Fatigue is mental and physical exhaustion that does not get better with rest. Fatigue may make daily activities difficult or cause extreme sleepiness. It is normal to feel tired sometimes, but long-term fatigue may be a sign of serious illness.

What increases my risk for fatigue?

  • Health conditions such as anemia, thyroid problems, diabetes, heart disease, or cancer
  • Chemotherapy or radiation therapy
  • An infection or a sleep disorder
  • Depression, anxiety, or stress
  • Medicines such as beta-blockers, antihistamines, or antidepressants
  • Lack of proper nutrition

How is the cause of fatigue diagnosed?

Your healthcare provider will ask about your sleep habits, appetite, activities, stress level, and exercise. He or she will ask about your medical history and what medicines you take. You may also need any of the following:

  • Blood tests are used to check for infection, diabetes, and other illnesses. These tests also show how well your thyroid, liver, kidneys, and other organs are working.
  • Urine tests will show if you are pregnant, or have other health problems.
  • Sleep studies may be used to find out if your fatigue is caused by a sleep disorder.

How is fatigue treated?

Your symptoms may get better without treatment. You will receive treatment for any health conditions that may be causing your fatigue. The following can help you manage fatigue:
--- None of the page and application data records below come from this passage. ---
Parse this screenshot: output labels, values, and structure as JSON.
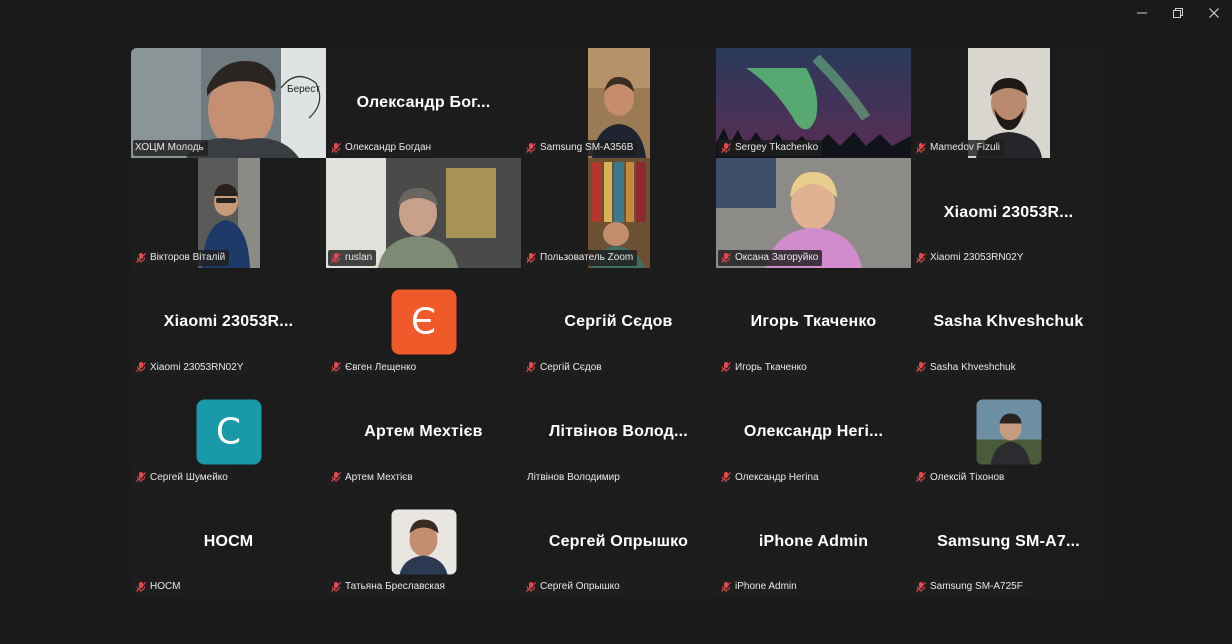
{
  "window": {
    "minimize": "—",
    "restore": "❐",
    "close": "✕"
  },
  "tiles": [
    {
      "name": "ХОЦМ Молодь",
      "big": "",
      "overlay_text": "Берест",
      "muted": false
    },
    {
      "name": "Олександр Богдан",
      "big": "Олександр  Бог...",
      "muted": true
    },
    {
      "name": "Samsung SM-A356B",
      "big": "",
      "muted": true
    },
    {
      "name": "Sergey Tkachenko",
      "big": "",
      "muted": true
    },
    {
      "name": "Mamedov Fizuli",
      "big": "",
      "muted": true
    },
    {
      "name": "Вікторов Віталій",
      "big": "",
      "muted": true
    },
    {
      "name": "ruslan",
      "big": "",
      "muted": true
    },
    {
      "name": "Пользователь Zoom",
      "big": "",
      "muted": true
    },
    {
      "name": "Оксана Загоруйко",
      "big": "",
      "muted": true
    },
    {
      "name": "Xiaomi 23053RN02Y",
      "big": "Xiaomi  23053R...",
      "muted": true
    },
    {
      "name": "Xiaomi 23053RN02Y",
      "big": "Xiaomi  23053R...",
      "muted": true
    },
    {
      "name": "Євген Лещенко",
      "big": "",
      "avatar_letter": "Є",
      "avatar_color": "#f0592a",
      "muted": true
    },
    {
      "name": "Сергій Сєдов",
      "big": "Сергій Сєдов",
      "muted": true
    },
    {
      "name": "Игорь Ткаченко",
      "big": "Игорь Ткаченко",
      "muted": true
    },
    {
      "name": "Sasha Khveshchuk",
      "big": "Sasha Khveshchuk",
      "muted": true
    },
    {
      "name": "Сергей Шумейко",
      "big": "",
      "avatar_letter": "С",
      "avatar_color": "#1a9aa8",
      "muted": true
    },
    {
      "name": "Артем Мехтієв",
      "big": "Артем Мехтієв",
      "muted": true
    },
    {
      "name": "Літвінов Володимир",
      "big": "Літвінов  Волод...",
      "muted": false
    },
    {
      "name": "Олександр Негіna",
      "big": "Олександр  Негі...",
      "muted": true
    },
    {
      "name": "Олексій Тіхонов",
      "big": "",
      "muted": true
    },
    {
      "name": "НОСМ",
      "big": "НОСМ",
      "muted": true
    },
    {
      "name": "Татьяна Бреславская",
      "big": "",
      "muted": true
    },
    {
      "name": "Сергей Опрышко",
      "big": "Сергей Опрышко",
      "muted": true
    },
    {
      "name": "iPhone Admin",
      "big": "iPhone Admin",
      "muted": true
    },
    {
      "name": "Samsung SM-A725F",
      "big": "Samsung  SM-A7...",
      "muted": true
    }
  ],
  "colors": {
    "active_speaker_border": "#3ad58e",
    "muted_icon": "#e5484d"
  }
}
  • Keep a fatigue diary. Include anything that makes you feel more tired or less tired. Bring the diary with you to follow-up visits with your provider.
  • Exercise as directed. Exercise can help you feel more alert. Exercise can also help you manage stress or relieve depression. Try to get at least 30 minutes of exercise most days of the week.
  • Keep a regular sleep schedule. Go to bed and wake up at the same times every day. Limit naps to 1 hour each day. A nap can improve fatigue, but a long nap may make it harder to go to sleep at night.
  • Plan and limit your activities. Limit the number of activities such as shopping and cleaning you do each day. If possible, try to spread out your trips throughout the week. Plan ahead so you are not rushing to get something done. Only do activities that you have the energy to complete. Take breaks between activities. Ask for help if you need it. Another person may be able to drive you or help with daily activities.
  • Eat a variety of healthy foods. Healthy foods include fruits, vegetables, whole-grain breads, low-fat dairy products, beans, lean meats, and fish. Good nutrition can help manage fatigue.
  • Limit caffeine and alcohol. These can make it difficult to fall or stay asleep. Women should limit alcohol to 1 drink a day. Men should limit alcohol to 2 drinks a day. A drink of alcohol is 12 ounces of beer, 5 ounces of wine, or 1½ ounces of liquor. Ask our healthcare provider how much caffeine is safe for you.
  • Do not smoke. Nicotine and other chemicals in cigarettes and cigars can cause lung damage and increase fatigue. Ask your healthcare provider for information if you currently smoke and need help to quit. E-cigarettes or smokeless tobacco still contain nicotine. Talk to your healthcare provider before you use these products.

When should I seek immediate care?

  • You have chest pain.

  • You have difficulty breathing.

When should I contact my healthcare provider?

  • You have a cough that gets worse, or does not go away.

  • You see blood in your urine or bowel movement.
  • You have numbness or tingling around your mouth or in an arm or leg.
  • You faint, feel dizzy, or have vision changes.
  • You have swelling in your lymph nodes.
  • You are a woman and have vaginal bleeding that is not normal for you, or is not expected.
  • You lose weight without trying, or you have trouble eating.
  • You feel weak or have muscle pain.
  • You have pain or swelling in your joints.
  • You have questions or concerns about your condition or care.